━━━━━ Source material ━━━━━

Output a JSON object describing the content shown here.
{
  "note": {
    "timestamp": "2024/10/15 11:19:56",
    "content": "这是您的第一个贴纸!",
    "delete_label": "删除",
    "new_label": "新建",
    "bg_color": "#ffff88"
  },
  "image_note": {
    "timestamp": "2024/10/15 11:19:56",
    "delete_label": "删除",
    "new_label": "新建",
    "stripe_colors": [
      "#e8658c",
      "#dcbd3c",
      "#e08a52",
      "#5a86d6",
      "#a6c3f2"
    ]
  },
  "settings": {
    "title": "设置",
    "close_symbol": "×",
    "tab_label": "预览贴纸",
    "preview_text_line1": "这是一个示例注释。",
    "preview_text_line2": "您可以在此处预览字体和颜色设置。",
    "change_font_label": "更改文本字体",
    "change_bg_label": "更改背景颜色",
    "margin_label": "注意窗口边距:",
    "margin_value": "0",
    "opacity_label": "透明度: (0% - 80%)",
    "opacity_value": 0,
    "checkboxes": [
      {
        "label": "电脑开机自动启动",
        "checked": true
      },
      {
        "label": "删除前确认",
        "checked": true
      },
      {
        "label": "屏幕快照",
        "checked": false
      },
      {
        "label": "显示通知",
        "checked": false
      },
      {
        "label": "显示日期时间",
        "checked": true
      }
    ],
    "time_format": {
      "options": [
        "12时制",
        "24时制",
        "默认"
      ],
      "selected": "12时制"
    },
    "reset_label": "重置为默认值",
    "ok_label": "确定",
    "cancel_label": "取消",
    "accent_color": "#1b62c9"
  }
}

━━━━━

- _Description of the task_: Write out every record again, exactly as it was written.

- _Written answer_:
Output a JSON object describing the content shown here.
{
  "note": {
    "timestamp": "2024/10/15 11:19:56",
    "content": "这是您的第一个贴纸!",
    "delete_label": "删除",
    "new_label": "新建",
    "bg_color": "#ffff88"
  },
  "image_note": {
    "timestamp": "2024/10/15 11:19:56",
    "delete_label": "删除",
    "new_label": "新建",
    "stripe_colors": [
      "#e8658c",
      "#dcbd3c",
      "#e08a52",
      "#5a86d6",
      "#a6c3f2"
    ]
  },
  "settings": {
    "title": "设置",
    "close_symbol": "×",
    "tab_label": "预览贴纸",
    "preview_text_line1": "这是一个示例注释。",
    "preview_text_line2": "您可以在此处预览字体和颜色设置。",
    "change_font_label": "更改文本字体",
    "change_bg_label": "更改背景颜色",
    "margin_label": "注意窗口边距:",
    "margin_value": "0",
    "opacity_label": "透明度: (0% - 80%)",
    "opacity_value": 0,
    "checkboxes": [
      {
        "label": "电脑开机自动启动",
        "checked": true
      },
      {
        "label": "删除前确认",
        "checked": true
      },
      {
        "label": "屏幕快照",
        "checked": false
      },
      {
        "label": "显示通知",
        "checked": false
      },
      {
        "label": "显示日期时间",
        "checked": true
      }
    ],
    "time_format": {
      "options": [
        "12时制",
        "24时制",
        "默认"
      ],
      "selected": "12时制"
    },
    "reset_label": "重置为默认值",
    "ok_label": "确定",
    "cancel_label": "取消",
    "accent_color": "#1b62c9"
  }
}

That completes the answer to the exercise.